[GIVEN INFORMATION Boundary: Start]

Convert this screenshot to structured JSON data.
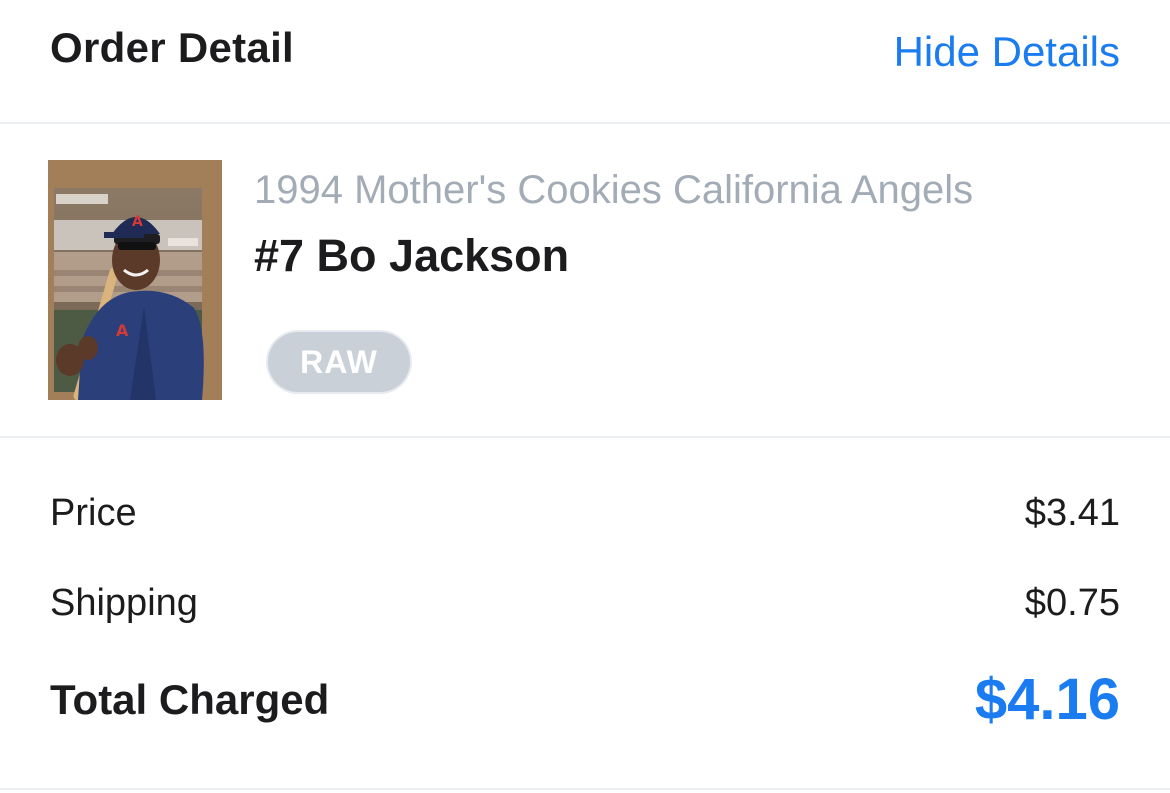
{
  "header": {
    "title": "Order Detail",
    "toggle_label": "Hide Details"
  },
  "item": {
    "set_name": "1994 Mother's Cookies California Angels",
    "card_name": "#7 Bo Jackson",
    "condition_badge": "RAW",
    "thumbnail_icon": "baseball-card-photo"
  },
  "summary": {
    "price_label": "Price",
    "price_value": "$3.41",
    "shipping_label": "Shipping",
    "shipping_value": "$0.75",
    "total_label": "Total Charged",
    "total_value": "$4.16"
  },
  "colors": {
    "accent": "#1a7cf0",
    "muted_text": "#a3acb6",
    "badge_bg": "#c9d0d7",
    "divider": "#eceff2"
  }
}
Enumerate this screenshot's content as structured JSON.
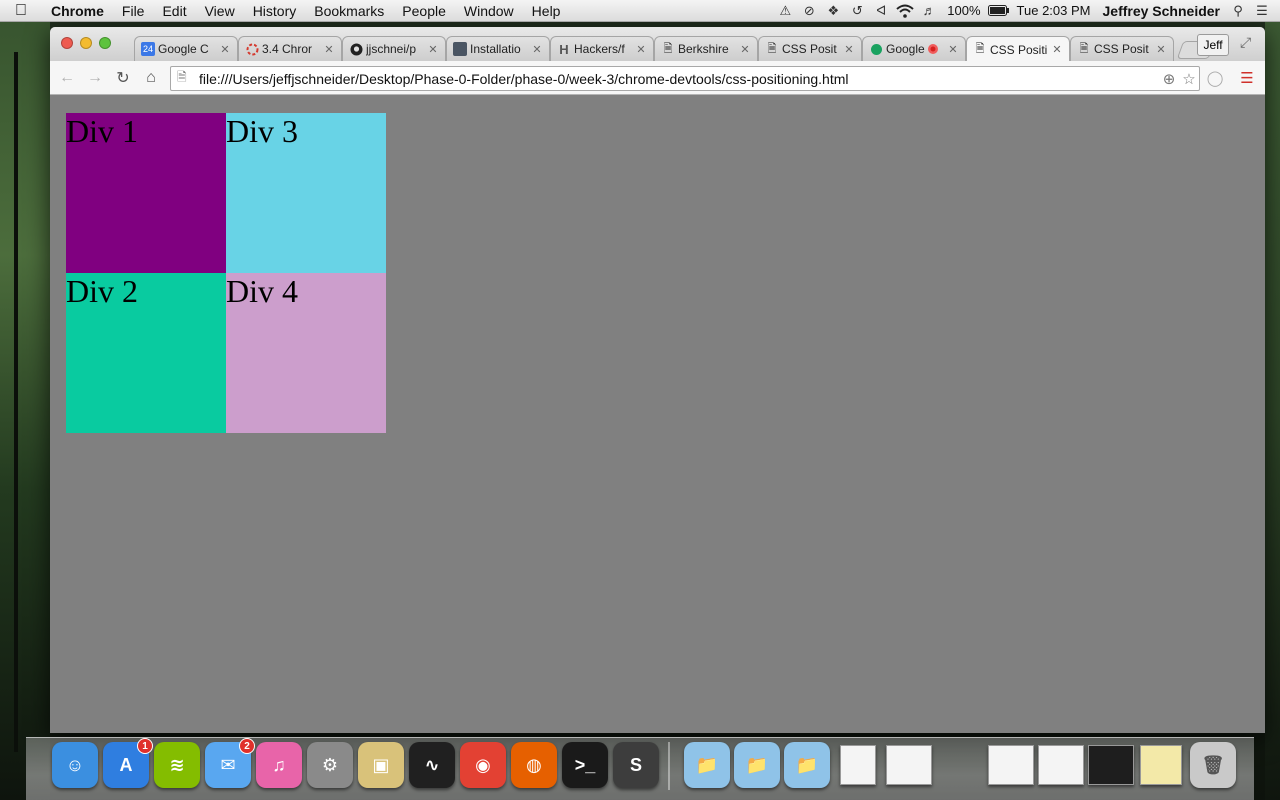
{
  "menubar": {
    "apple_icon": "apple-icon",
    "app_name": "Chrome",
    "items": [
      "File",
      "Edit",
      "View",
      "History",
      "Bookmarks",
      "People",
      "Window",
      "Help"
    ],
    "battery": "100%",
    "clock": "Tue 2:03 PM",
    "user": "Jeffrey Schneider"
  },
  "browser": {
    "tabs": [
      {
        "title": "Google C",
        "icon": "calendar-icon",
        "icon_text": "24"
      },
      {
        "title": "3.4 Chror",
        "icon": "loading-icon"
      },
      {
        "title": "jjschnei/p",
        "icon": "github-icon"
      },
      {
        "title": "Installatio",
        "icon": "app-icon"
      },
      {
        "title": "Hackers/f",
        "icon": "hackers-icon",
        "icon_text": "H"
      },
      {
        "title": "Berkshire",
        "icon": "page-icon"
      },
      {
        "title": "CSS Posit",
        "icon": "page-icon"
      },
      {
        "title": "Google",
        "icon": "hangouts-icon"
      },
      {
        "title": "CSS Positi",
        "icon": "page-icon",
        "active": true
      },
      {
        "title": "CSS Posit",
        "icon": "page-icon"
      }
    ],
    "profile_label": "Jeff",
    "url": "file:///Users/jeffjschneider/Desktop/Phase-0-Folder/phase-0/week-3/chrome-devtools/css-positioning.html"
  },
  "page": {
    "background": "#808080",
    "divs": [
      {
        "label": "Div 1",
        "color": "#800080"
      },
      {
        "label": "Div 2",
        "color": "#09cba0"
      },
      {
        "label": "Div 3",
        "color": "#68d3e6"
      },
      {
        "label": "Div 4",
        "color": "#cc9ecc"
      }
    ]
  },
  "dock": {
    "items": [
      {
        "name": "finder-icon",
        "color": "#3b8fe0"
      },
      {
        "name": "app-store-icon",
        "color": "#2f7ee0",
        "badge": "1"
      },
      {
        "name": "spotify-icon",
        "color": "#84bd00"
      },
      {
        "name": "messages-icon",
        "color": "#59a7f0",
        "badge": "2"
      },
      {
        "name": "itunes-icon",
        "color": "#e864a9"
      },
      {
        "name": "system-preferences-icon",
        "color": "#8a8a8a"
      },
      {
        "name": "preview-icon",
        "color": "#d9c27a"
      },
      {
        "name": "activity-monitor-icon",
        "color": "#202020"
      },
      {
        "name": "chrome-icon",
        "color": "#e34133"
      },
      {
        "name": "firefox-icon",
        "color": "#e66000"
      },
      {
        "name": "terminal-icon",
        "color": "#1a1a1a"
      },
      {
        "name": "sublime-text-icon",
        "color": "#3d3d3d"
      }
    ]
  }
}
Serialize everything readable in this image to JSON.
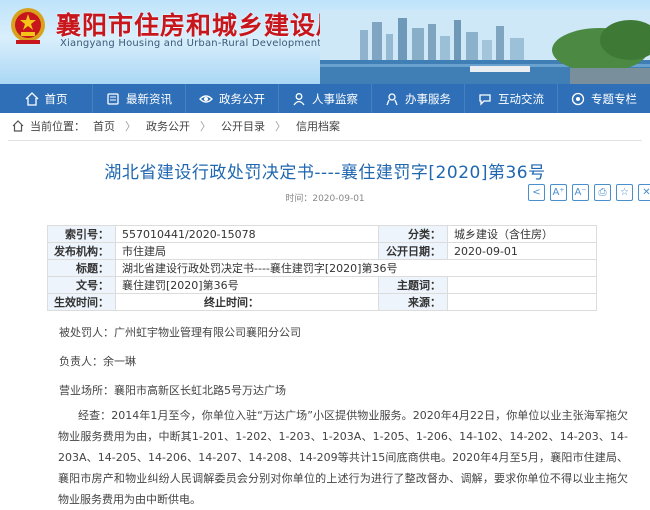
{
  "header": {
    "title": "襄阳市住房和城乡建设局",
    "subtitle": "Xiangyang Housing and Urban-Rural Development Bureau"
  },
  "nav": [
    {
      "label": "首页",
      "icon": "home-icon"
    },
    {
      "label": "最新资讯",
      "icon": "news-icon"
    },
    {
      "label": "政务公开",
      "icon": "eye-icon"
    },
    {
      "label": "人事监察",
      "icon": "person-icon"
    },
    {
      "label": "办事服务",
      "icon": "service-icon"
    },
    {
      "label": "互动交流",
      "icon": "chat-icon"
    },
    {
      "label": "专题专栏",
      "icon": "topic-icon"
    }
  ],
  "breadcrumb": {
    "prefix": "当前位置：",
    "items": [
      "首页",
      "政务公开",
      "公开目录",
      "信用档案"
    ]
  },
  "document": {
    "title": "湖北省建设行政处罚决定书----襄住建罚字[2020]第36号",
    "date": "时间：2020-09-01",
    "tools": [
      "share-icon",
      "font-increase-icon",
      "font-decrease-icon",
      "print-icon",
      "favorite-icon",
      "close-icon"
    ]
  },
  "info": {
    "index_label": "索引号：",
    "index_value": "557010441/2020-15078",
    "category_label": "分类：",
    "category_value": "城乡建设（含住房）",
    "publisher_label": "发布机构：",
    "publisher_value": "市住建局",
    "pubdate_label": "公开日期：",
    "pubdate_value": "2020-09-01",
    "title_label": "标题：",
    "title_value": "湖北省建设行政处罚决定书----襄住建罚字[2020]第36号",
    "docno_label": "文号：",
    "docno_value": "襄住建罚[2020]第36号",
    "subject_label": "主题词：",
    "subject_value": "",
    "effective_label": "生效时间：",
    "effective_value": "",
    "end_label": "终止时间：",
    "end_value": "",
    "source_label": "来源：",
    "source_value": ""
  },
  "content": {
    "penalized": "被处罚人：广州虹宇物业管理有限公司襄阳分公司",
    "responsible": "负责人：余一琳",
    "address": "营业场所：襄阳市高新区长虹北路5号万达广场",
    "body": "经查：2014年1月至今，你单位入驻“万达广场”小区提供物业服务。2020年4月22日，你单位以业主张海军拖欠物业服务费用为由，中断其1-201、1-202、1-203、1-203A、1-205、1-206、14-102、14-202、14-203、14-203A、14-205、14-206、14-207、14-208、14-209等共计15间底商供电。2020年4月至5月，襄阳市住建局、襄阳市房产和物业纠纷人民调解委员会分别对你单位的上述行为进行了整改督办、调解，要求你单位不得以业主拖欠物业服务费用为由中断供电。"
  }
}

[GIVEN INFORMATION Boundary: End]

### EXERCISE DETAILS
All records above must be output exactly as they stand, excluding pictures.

### RESULT OF THIS TASK
Convert this screenshot to structured JSON data.
{
  "header": {
    "title": "Order Detail",
    "toggle_label": "Hide Details"
  },
  "item": {
    "set_name": "1994 Mother's Cookies California Angels",
    "card_name": "#7 Bo Jackson",
    "condition_badge": "RAW",
    "thumbnail_icon": "baseball-card-photo"
  },
  "summary": {
    "price_label": "Price",
    "price_value": "$3.41",
    "shipping_label": "Shipping",
    "shipping_value": "$0.75",
    "total_label": "Total Charged",
    "total_value": "$4.16"
  },
  "colors": {
    "accent": "#1a7cf0",
    "muted_text": "#a3acb6",
    "badge_bg": "#c9d0d7",
    "divider": "#eceff2"
  }
}
Enumerate this screenshot's content as structured JSON.
{
  "menubar": {
    "apple_icon": "apple-icon",
    "app_name": "Chrome",
    "items": [
      "File",
      "Edit",
      "View",
      "History",
      "Bookmarks",
      "People",
      "Window",
      "Help"
    ],
    "battery": "100%",
    "clock": "Tue 2:03 PM",
    "user": "Jeffrey Schneider"
  },
  "browser": {
    "tabs": [
      {
        "title": "Google C",
        "icon": "calendar-icon",
        "icon_text": "24"
      },
      {
        "title": "3.4 Chror",
        "icon": "loading-icon"
      },
      {
        "title": "jjschnei/p",
        "icon": "github-icon"
      },
      {
        "title": "Installatio",
        "icon": "app-icon"
      },
      {
        "title": "Hackers/f",
        "icon": "hackers-icon",
        "icon_text": "H"
      },
      {
        "title": "Berkshire",
        "icon": "page-icon"
      },
      {
        "title": "CSS Posit",
        "icon": "page-icon"
      },
      {
        "title": "Google",
        "icon": "hangouts-icon"
      },
      {
        "title": "CSS Positi",
        "icon": "page-icon",
        "active": true
      },
      {
        "title": "CSS Posit",
        "icon": "page-icon"
      }
    ],
    "profile_label": "Jeff",
    "url": "file:///Users/jeffjschneider/Desktop/Phase-0-Folder/phase-0/week-3/chrome-devtools/css-positioning.html"
  },
  "page": {
    "background": "#808080",
    "divs": [
      {
        "label": "Div 1",
        "color": "#800080"
      },
      {
        "label": "Div 2",
        "color": "#09cba0"
      },
      {
        "label": "Div 3",
        "color": "#68d3e6"
      },
      {
        "label": "Div 4",
        "color": "#cc9ecc"
      }
    ]
  },
  "dock": {
    "items": [
      {
        "name": "finder-icon",
        "color": "#3b8fe0"
      },
      {
        "name": "app-store-icon",
        "color": "#2f7ee0",
        "badge": "1"
      },
      {
        "name": "spotify-icon",
        "color": "#84bd00"
      },
      {
        "name": "messages-icon",
        "color": "#59a7f0",
        "badge": "2"
      },
      {
        "name": "itunes-icon",
        "color": "#e864a9"
      },
      {
        "name": "system-preferences-icon",
        "color": "#8a8a8a"
      },
      {
        "name": "preview-icon",
        "color": "#d9c27a"
      },
      {
        "name": "activity-monitor-icon",
        "color": "#202020"
      },
      {
        "name": "chrome-icon",
        "color": "#e34133"
      },
      {
        "name": "firefox-icon",
        "color": "#e66000"
      },
      {
        "name": "terminal-icon",
        "color": "#1a1a1a"
      },
      {
        "name": "sublime-text-icon",
        "color": "#3d3d3d"
      }
    ]
  }
}
Serialize everything readable in this image to JSON.
{
  "header": {
    "title": "襄阳市住房和城乡建设局",
    "subtitle": "Xiangyang Housing and Urban-Rural Development Bureau"
  },
  "nav": [
    {
      "label": "首页",
      "icon": "home-icon"
    },
    {
      "label": "最新资讯",
      "icon": "news-icon"
    },
    {
      "label": "政务公开",
      "icon": "eye-icon"
    },
    {
      "label": "人事监察",
      "icon": "person-icon"
    },
    {
      "label": "办事服务",
      "icon": "service-icon"
    },
    {
      "label": "互动交流",
      "icon": "chat-icon"
    },
    {
      "label": "专题专栏",
      "icon": "topic-icon"
    }
  ],
  "breadcrumb": {
    "prefix": "当前位置：",
    "items": [
      "首页",
      "政务公开",
      "公开目录",
      "信用档案"
    ]
  },
  "document": {
    "title": "湖北省建设行政处罚决定书----襄住建罚字[2020]第36号",
    "date": "时间：2020-09-01",
    "tools": [
      "share-icon",
      "font-increase-icon",
      "font-decrease-icon",
      "print-icon",
      "favorite-icon",
      "close-icon"
    ]
  },
  "info": {
    "index_label": "索引号：",
    "index_value": "557010441/2020-15078",
    "category_label": "分类：",
    "category_value": "城乡建设（含住房）",
    "publisher_label": "发布机构：",
    "publisher_value": "市住建局",
    "pubdate_label": "公开日期：",
    "pubdate_value": "2020-09-01",
    "title_label": "标题：",
    "title_value": "湖北省建设行政处罚决定书----襄住建罚字[2020]第36号",
    "docno_label": "文号：",
    "docno_value": "襄住建罚[2020]第36号",
    "subject_label": "主题词：",
    "subject_value": "",
    "effective_label": "生效时间：",
    "effective_value": "",
    "end_label": "终止时间：",
    "end_value": "",
    "source_label": "来源：",
    "source_value": ""
  },
  "content": {
    "penalized": "被处罚人：广州虹宇物业管理有限公司襄阳分公司",
    "responsible": "负责人：余一琳",
    "address": "营业场所：襄阳市高新区长虹北路5号万达广场",
    "body": "经查：2014年1月至今，你单位入驻“万达广场”小区提供物业服务。2020年4月22日，你单位以业主张海军拖欠物业服务费用为由，中断其1-201、1-202、1-203、1-203A、1-205、1-206、14-102、14-202、14-203、14-203A、14-205、14-206、14-207、14-208、14-209等共计15间底商供电。2020年4月至5月，襄阳市住建局、襄阳市房产和物业纠纷人民调解委员会分别对你单位的上述行为进行了整改督办、调解，要求你单位不得以业主拖欠物业服务费用为由中断供电。"
  }
}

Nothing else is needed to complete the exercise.